The Ramayana's Treta Yuga and the rule of the demon king Ravana are mentioned in the history of this very old temple, which is dedicated to Lord Shiva. Ravan received a blessing from Amarlinga that would allow him to become eternal following his arduous penance to Lord Shiva. Ravan merely only to carry this Linga to Lanka without touching the earth, and it didn't even need to be particularly spiritually potent. Ravan could not recognise the original linga, so he picked up another linga and carried it to Lanka. According to speculation, Kutch still held the original Linga that Koteshwar Temple was built around.
All of the gods feared Ravana because they thought that once he arrived in Lanka, he would be able to wreak havoc and no one would be able to stop him or put an end to him. Ravana dropped the Amarlinga as a result while under the influence of the gods, and when he attempted to retrieve it, it changed into thousands of identical Linga. After being expertly renovated by nearby Kutchi craftsmen, the previous temple, which was said to have been destroyed long ago, was replaced in 1820 by Jetha Shivji and Seth Sundarji.
The magnificent historical structure known as Bhujia Fort is perched atop the well-known Bhujia Hill. Rao Godji, who ruled the Kingdom of Kutch from 1715 to 1718, gave the order for the construction of this beautiful fort. Deshalji I, the son of Rao Godji, was in charge of most of the fort's construction. While on vacation, you must attend Nag Panchami in this fort where it is magnificently honoured by the locals. You should attend the fair honouring Bhujang Nag, commonly known as the serpent God, if you have the chance. Walking around the Fort area is really enjoyable due to the amazing views. To get to the Fort, though, you'll have to ascend a lengthy, steep flight of stairs, and along the way, you'll pass a shrine dedicated to Bhujanga Nag.

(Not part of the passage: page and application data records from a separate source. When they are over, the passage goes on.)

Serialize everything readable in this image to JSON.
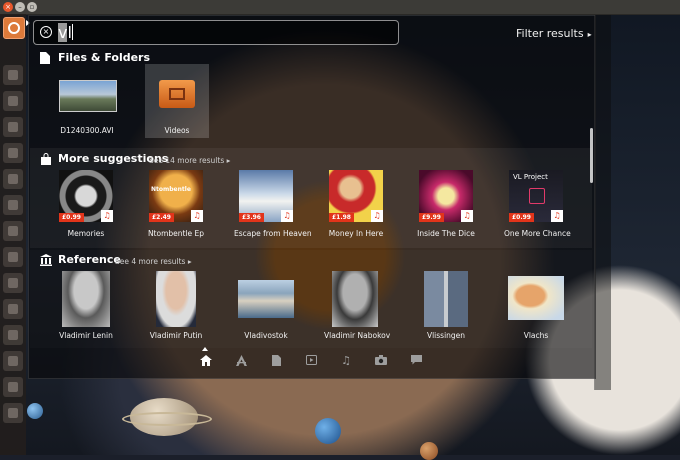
{
  "search": {
    "query_selected": "v",
    "query_rest": "l"
  },
  "filter": {
    "label": "Filter results"
  },
  "files": {
    "title": "Files & Folders",
    "items": [
      {
        "label": "D1240300.AVI"
      },
      {
        "label": "Videos"
      }
    ]
  },
  "suggestions": {
    "title": "More suggestions",
    "see_more": "See 14 more results",
    "items": [
      {
        "label": "Memories",
        "price": "£0.99"
      },
      {
        "label": "Ntombentle Ep",
        "price": "£2.49"
      },
      {
        "label": "Escape from Heaven",
        "price": "£3.96"
      },
      {
        "label": "Money In Here",
        "price": "£1.98"
      },
      {
        "label": "Inside The Dice",
        "price": "£9.99"
      },
      {
        "label": "One More Chance",
        "price": "£0.99"
      }
    ]
  },
  "reference": {
    "title": "Reference",
    "see_more": "See 4 more results",
    "items": [
      {
        "label": "Vladimir Lenin"
      },
      {
        "label": "Vladimir Putin"
      },
      {
        "label": "Vladivostok"
      },
      {
        "label": "Vladimir Nabokov"
      },
      {
        "label": "Vlissingen"
      },
      {
        "label": "Vlachs"
      }
    ]
  },
  "album_text": {
    "ntombentle": "Ntombentle",
    "vl_project": "VL Project"
  },
  "colors": {
    "price_tag": "#e2341a",
    "launcher_home": "#dd7a3a"
  }
}
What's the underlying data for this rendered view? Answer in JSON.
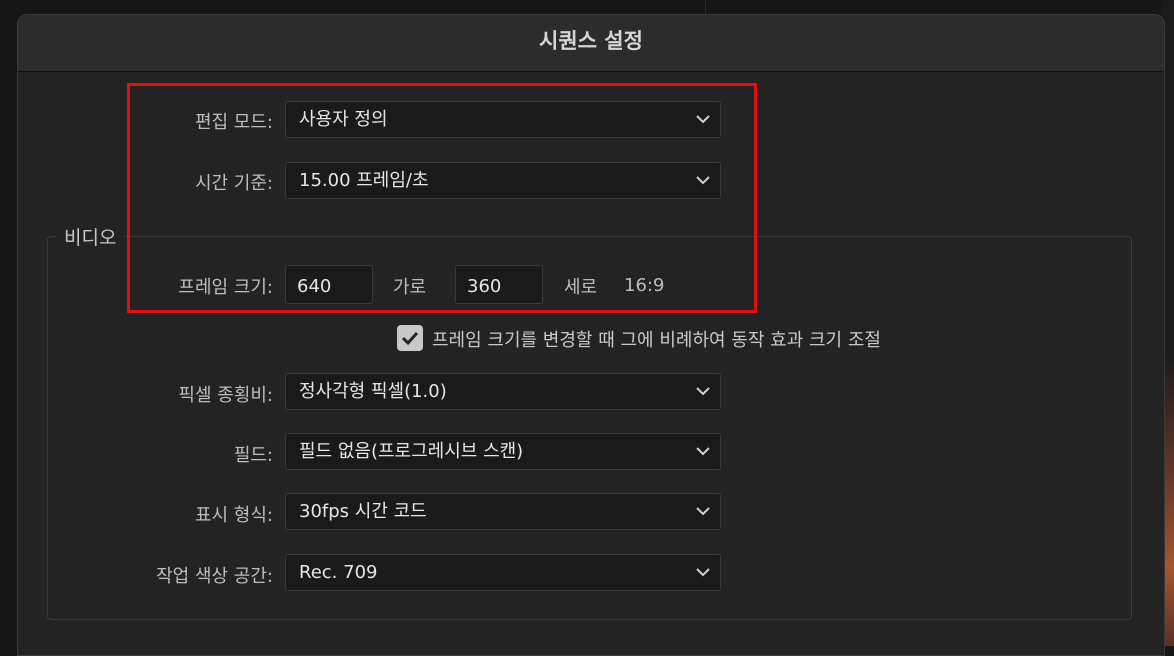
{
  "window": {
    "title": "시퀀스 설정"
  },
  "fields": {
    "edit_mode": {
      "label": "편집 모드:",
      "value": "사용자 정의"
    },
    "timebase": {
      "label": "시간 기준:",
      "value": "15.00  프레임/초"
    }
  },
  "video": {
    "group_title": "비디오",
    "frame_size": {
      "label": "프레임 크기:",
      "width": "640",
      "width_label": "가로",
      "height": "360",
      "height_label": "세로",
      "aspect": "16:9"
    },
    "scale_checkbox": {
      "label": "프레임 크기를 변경할 때 그에 비례하여 동작 효과 크기 조절",
      "checked": true
    },
    "pixel_aspect": {
      "label": "픽셀 종횡비:",
      "value": "정사각형 픽셀(1.0)"
    },
    "fields": {
      "label": "필드:",
      "value": "필드 없음(프로그레시브 스캔)"
    },
    "display_format": {
      "label": "표시 형식:",
      "value": "30fps 시간 코드"
    },
    "color_space": {
      "label": "작업 색상 공간:",
      "value": "Rec. 709"
    }
  },
  "colors": {
    "highlight": "#e01010",
    "background": "#232323"
  }
}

Due to the Bhujiyo Fort's survival through six bloody battles between 1700 and 1800 A.D., investors saw a favourable return on their money. The main participants in these conflicts were Muslim invaders from Sind, Rajputana kings from Gujarat, and bureaucrats from the Mughal Empire in Kutch. Deshalji I fought Sher Buland Khan, a Mughal and former viceroy of Gujarat, in the first serious conflict. Deshalji was able to defend the city and secure his victory with the aid of Bhujia Fort.
The Indian Army patrols the Bhujiya Fort, and typically, civilians are not allowed on the grounds. On Nag Panchami, the public is welcome to look inside the Fort and inspect the weapons and ammunition kept within. The Bhujia Fort is one of Bhuj's greatest historical attractions.